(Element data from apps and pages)
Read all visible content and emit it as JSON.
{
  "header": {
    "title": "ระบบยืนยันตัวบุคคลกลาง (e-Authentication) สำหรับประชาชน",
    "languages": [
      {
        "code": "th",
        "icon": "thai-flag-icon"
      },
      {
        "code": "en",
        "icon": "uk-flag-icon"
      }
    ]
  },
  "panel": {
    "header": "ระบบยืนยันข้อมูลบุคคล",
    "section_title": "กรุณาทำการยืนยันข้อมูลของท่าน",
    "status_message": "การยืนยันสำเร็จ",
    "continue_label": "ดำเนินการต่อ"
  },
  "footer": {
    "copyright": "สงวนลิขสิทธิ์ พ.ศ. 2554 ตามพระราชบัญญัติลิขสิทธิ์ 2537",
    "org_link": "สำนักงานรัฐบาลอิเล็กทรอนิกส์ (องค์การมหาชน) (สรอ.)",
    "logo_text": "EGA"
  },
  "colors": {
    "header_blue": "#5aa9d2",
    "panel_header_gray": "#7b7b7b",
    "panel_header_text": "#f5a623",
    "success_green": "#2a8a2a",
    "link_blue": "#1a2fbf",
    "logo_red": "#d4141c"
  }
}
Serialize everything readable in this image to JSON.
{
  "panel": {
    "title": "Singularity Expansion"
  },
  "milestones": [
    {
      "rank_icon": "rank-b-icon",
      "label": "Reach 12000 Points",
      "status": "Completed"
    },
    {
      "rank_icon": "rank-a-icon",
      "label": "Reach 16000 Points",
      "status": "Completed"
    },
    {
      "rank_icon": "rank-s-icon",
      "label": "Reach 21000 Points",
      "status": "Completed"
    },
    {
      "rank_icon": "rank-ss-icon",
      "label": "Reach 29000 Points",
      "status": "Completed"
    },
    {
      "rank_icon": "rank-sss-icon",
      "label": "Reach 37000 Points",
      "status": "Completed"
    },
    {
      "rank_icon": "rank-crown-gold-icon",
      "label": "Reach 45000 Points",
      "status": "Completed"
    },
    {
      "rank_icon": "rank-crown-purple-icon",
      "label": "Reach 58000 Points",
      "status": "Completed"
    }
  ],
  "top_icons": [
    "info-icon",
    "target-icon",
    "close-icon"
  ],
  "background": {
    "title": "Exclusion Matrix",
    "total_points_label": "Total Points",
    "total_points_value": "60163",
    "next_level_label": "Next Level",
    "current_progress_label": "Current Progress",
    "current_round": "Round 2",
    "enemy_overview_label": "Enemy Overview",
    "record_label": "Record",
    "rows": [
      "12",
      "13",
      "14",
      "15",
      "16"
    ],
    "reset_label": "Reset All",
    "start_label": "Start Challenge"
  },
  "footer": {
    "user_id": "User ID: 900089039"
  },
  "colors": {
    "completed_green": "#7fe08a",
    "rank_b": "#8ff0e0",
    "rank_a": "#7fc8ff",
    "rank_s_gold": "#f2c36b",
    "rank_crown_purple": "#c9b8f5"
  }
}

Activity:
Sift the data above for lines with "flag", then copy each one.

Output for this task:
        "icon": "thai-flag-icon"
        "icon": "uk-flag-icon"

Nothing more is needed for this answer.